- Doesn’t require installation of any software on the user’s computer
- The large browser window allows for easy access to large number of functions/features
- Ability to convert to PDF to lock content
- Typically breaks the user’s workflow as they have to switch from PowerPoint to the browser and back
- Difficult to naturally build and edit a deck
- Can’t insert content in line with the active presentation
- Limited ability for users to share new content
For heavy PowerPoint content creators, the browser method can be very cumbersome and adoption is typically poor. However, for users that only need occasional access to content that doesn’t require significant changes or shuffling the browser can be effective. In addition, browser access can be quickly rolled out as no additional software is required on the end user’s computer.
The user can search, insert, and share content directly from within PowerPoint. The add-in is typically launched from the existing PowerPoint menu and exists only within the PowerPoint frame.
- In line with the user’s workflow causing no disruption; easy to search, add, delete, share content on the fly
- Very easily insert into and share content from the active presentation
- Great to naturally build and edit presentation
- Can be augmented by a browser for less-used features
- Requires installation of software on the user’s computer
A PowerPoint add-in makes most use-cases remarkably simple and is especially useful for PowerPoint content creators. The add-in does require installation but for large organizations this can typically be done silently (in the background) with some help from IT.
At TeamSlide, the add-in is a critical part of our offering as for most use-cases it offers a simple, easy workflow. We use the browser to augment our add-in with more administrative-focused features (e.g. batch edit slides, change access rights). However, we believe that search, insert, and share are better implemented through an add-in that delivers a seamless experience to users.
Presentations and the slides that compose them are rarely static but instead evolve over time. They change as the presenter’s thinking becomes more clear, as the project moves forward, as the underlying topic shifts, or as the audience differs. With each evolution, text might improve, data updated, or diagrams modified. For organizations that depend on slides on a regular basis, pushing slide updates to all the presentation end users becomes an important task. At TeamSlide, we built this push mechanism into our slide library solution early last year. And now, we have a variety of customers including sales organizations that benefit from this streamlined way of ensuring everybody has the latest content.
Often, however, the end user may not have the context around why the slide changed and what it represents. Or perhaps an older version of the slide is more suitable for long standing customer conversation. In these cases, finding the older version of the slide can be daunting and time consuming. Without a solution in place, you typical have to sift through old presentations and emails and hope that you can find the specific version you need. The result is lowered productivity and poor presentation quality.
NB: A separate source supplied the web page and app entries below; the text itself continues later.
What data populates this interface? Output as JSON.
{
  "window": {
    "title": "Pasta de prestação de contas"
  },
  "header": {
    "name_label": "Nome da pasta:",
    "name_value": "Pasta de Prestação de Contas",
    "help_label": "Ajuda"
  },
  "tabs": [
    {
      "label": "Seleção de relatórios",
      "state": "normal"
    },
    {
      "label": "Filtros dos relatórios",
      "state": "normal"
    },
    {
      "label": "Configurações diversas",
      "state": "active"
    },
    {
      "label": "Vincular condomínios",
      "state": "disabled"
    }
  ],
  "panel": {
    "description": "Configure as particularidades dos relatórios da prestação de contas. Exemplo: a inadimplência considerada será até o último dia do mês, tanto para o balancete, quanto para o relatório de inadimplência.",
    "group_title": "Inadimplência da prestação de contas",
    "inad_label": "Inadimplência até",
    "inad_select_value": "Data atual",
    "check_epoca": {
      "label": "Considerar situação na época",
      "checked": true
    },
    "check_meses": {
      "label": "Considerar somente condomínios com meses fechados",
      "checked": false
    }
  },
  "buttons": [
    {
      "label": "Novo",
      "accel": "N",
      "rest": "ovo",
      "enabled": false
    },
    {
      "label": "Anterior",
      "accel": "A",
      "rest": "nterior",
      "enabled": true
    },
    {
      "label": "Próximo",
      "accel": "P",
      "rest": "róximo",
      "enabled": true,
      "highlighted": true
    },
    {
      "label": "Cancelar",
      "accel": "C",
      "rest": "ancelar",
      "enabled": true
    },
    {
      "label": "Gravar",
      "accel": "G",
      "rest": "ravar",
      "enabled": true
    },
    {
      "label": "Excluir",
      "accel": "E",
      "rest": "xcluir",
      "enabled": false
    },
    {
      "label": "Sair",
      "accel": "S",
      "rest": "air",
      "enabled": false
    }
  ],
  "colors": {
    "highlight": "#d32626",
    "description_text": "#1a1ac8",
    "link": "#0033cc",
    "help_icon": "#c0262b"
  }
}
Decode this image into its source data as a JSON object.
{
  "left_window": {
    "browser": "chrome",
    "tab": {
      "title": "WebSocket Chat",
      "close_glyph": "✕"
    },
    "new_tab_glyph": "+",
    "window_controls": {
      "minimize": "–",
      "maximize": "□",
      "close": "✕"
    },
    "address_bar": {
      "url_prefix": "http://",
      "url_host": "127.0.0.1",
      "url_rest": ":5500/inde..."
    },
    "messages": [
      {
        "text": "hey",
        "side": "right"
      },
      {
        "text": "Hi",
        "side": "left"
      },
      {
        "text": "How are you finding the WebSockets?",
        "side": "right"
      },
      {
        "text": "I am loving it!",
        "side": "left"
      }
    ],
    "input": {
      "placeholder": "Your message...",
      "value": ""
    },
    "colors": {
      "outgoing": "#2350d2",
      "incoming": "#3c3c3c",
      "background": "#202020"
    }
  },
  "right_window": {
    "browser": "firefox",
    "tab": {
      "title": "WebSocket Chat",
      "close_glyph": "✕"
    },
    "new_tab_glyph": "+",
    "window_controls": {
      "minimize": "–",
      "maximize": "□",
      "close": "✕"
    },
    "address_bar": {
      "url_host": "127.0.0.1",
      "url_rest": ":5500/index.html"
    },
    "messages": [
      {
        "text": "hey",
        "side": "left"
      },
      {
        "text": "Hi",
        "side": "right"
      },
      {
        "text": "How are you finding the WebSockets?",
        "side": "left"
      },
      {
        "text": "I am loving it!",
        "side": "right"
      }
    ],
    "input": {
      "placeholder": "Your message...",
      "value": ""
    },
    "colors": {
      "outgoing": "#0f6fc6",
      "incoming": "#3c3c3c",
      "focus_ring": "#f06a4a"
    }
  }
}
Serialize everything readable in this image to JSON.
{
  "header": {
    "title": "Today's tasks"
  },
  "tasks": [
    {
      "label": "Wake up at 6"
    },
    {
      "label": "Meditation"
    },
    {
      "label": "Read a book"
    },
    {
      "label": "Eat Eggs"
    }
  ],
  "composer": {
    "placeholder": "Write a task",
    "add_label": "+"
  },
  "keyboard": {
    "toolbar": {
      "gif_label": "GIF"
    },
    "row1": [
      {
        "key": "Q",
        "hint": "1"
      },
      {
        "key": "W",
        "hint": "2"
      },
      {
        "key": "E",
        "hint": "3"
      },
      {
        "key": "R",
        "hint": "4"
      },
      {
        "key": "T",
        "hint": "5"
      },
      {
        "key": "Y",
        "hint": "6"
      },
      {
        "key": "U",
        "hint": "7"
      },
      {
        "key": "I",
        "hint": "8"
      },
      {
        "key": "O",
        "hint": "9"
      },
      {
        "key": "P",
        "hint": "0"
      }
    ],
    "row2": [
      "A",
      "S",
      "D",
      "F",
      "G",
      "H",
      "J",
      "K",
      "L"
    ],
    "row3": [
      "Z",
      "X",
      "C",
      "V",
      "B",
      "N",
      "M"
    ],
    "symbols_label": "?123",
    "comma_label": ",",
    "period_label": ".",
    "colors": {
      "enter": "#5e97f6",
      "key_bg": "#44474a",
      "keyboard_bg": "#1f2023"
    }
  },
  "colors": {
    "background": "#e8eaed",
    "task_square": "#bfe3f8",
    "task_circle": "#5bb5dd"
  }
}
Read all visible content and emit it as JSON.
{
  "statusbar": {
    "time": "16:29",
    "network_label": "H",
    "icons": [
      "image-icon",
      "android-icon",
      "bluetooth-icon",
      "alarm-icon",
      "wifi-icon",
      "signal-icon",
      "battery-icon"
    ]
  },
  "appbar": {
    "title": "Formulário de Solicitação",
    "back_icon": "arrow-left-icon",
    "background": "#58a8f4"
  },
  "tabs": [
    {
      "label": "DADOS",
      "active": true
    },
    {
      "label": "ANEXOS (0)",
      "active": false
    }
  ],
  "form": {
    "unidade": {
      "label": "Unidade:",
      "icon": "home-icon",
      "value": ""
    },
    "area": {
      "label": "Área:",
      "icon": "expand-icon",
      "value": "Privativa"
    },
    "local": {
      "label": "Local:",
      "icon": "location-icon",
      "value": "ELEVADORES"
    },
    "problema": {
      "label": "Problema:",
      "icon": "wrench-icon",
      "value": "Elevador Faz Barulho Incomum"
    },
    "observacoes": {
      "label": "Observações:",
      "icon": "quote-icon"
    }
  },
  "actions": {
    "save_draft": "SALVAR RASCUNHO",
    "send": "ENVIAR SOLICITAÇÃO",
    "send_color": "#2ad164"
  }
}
Working with and listening to our customers, we recently added a history feature to our slide library offering. The feature allows users (as long as they have permission) to go back and grab an older version of a slide. Organizations can even add a change log allowing the slide creator to share a few notes with end-users on what changed on the slide. If a mistake is found, you can even revert back to the last accurate version. Now users can understand how a slide has changed over time giving them better context and enabling better presentations.